One point that Bill Lind makes in this piece that I think is particularly relevant to the future of the US is that his description of present day Iraq is very similar to what I have long believed the future of the US will look like. Bill writes:
We see nominalism running all through American policy-making. Washington nominalists think Iraq is a state. It isn’t, because real power is in the hands of ethnic and religious militias. The state is merely a facade, but since it has a parliament, elections, cabinet ministers, etc. it is real to nominalists. Not surprisingly, our policy there has been a series of disasters ever since the initial disaster of invading the place.
It is quite possible that in the future the US will retain its formal governmental system (President, Congress, Supreme Court), but that these institutions will have lost most of their powers (like the British and other European monarchies) or will simply president over a trade federation (like the EU or maybe the Schengen area). The real power will have devolved to the regions and localities (like the Holy Roman Empire or ancient Greece), polycentric legal frameworks (like the Ottoman millet system), consociational representative systems (like present-day Lebanon), and a range of non-state actors representing a vast range of interests: political parties, ideologies, religions, ethnic groups, gender groups, causes, businesses, unions, gangs, militias, communes, seasteads, mercenaries, etc.
By William S. Lind, Traditional Right
Republicans are trying to blame President Biden for the defeat in Afghanistan while Democrats are pointing to President Trump’s peace deal with the Taliban as the cause. In fact, a Taliban victory became inevitable when, early in the war, the U.S. expanded its objectives from driving out or killing al Qaeda to turning Afghanistan into a modern, secular democracy. That objective was unattainable no matter what we did. If we want to blame Presidents, the culprits are the idiot George W. Bush and the empty suit Barack Obama. The first allowed the mission creep and the second presided over its continuation, content to kick the can down the road. It is to the credit of both Biden and Trump that, after nineteen years of failure, they made and stuck with the decision to pull the plug.

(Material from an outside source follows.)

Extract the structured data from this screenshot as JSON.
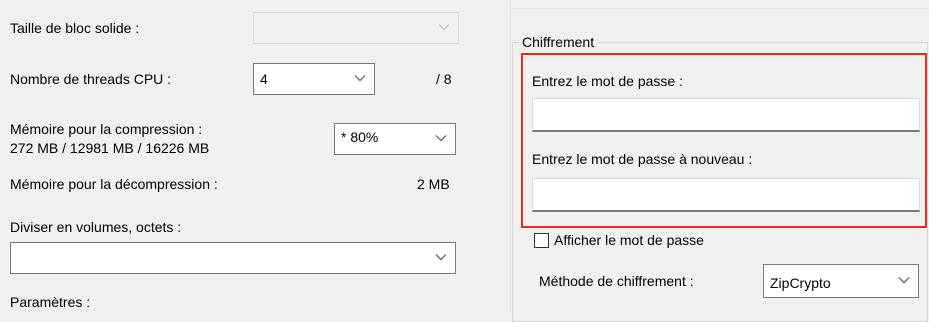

But how could the whole Washington defense and foreign policy establishment get it so wrong? One answer is that, if you want to become and remain a member of the establishment, you must never make waves. Since almost all the people in question want to be something, not do something, they follow that rule regardless of where it leads. A defeat in war is but a small matter when compared to a risk to their careers.